On Saturday, Oct. 6, the White House posted an official Presidential Proclamation celebrating Columbus Day. In the post, Trump discussed the influence of Italian explorer Christopher Columbus, who has been coined as the individual who "discovered" the Americas. However, what is interesting about Trump's proclamation is that Columbus was actually the only person mentioned in the entire message, which celebrated the explorer's Italian heritage. In the statement, Trump didn't mention indigenous Americans even once, despite their very relevant role in the history of the United States, and particularly in Columbus' arrival in the Americas. Elite Daily reached out to the White House for comment about Trump's Columbus Day statement, but did not hear back in time for publication.

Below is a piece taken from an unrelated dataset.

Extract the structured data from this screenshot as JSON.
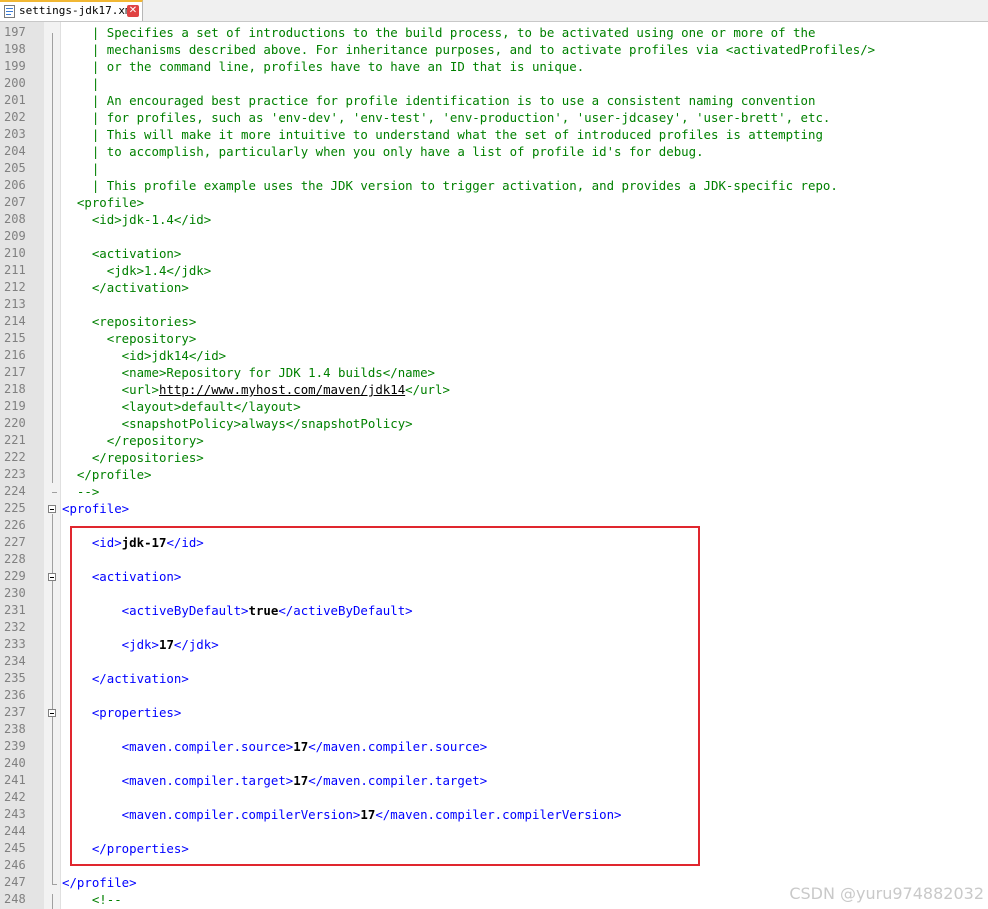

A part of the statement read,
Columbus’s spirit of determination and adventure has provided inspiration to generations of Americans. On Columbus Day, we honor his remarkable accomplishments as a navigator, and celebrate his voyage into the unknown expanse of the Atlantic Ocean. His expedition formed the initial bond between Europe and the Americas, and changed the world forever. Today, in that spirit, we continue to seek new horizons for greater opportunity and further discovery on land, in sea, and in space.
Columbus Day might arguably be one of the most controversial holidays in the United States, and for good reason. Despite the sanitized history in the nursery rhyme about him, Columbus' expeditions to the Americas were full of rape, violence, and other atrocities. Columbus also exposed indigenous people to deadly illnesses, and sent thousands into slavery. In modern times, many people have pushed back against Columbus Day for its glossing over of the violent reality.
Trump's Columbus Day message was also certainly different than President Barack Obama's 2016 Columbus Day proclamation. For example, in Obama's 2016 message he acknowledged Columbus' influence, but also made sure to recognize how Native Americans were often mistreated.
A part of the statement read,
As we mark this rich history, we must also acknowledge the pain and suffering reflected in the stories of Native Americans who had long resided on this land prior to the arrival of European newcomers. The past we share is marked by too many broken promises, as well as violence, deprivation, and disease. It is a history that we must recognize as we seek to build a brighter future — side by side and with cooperation and mutual respect. We have made great progress together in recent years, and we will keep striving to maintain strong nation-to-nation relationships, strengthen tribal sovereignty, and help all our communities thrive.
In recent years, a number of states have decided to take a new stance on the holiday by reframing it to celebrate indigenous Americans. According to CNN, a number of states including Alaska, Vermont, Oregon, and Minnesota have stopped observing Columbus Day and instead are celebrating Indigenous Peoples Day. In addition to state decisions, cities including San Francisco, CA and Somerville, MA have also decided to nix Columbus Day. But that's not without its own pushback — some Italian-Americans have defended the holiday as a celebration of Italian heritage.
No matter how you're celebrating today, or what you're choosing to call it, make sure to take a moment to acknowledge the groups of people whose key achievements and contributions have been forgotten and ignored by so many.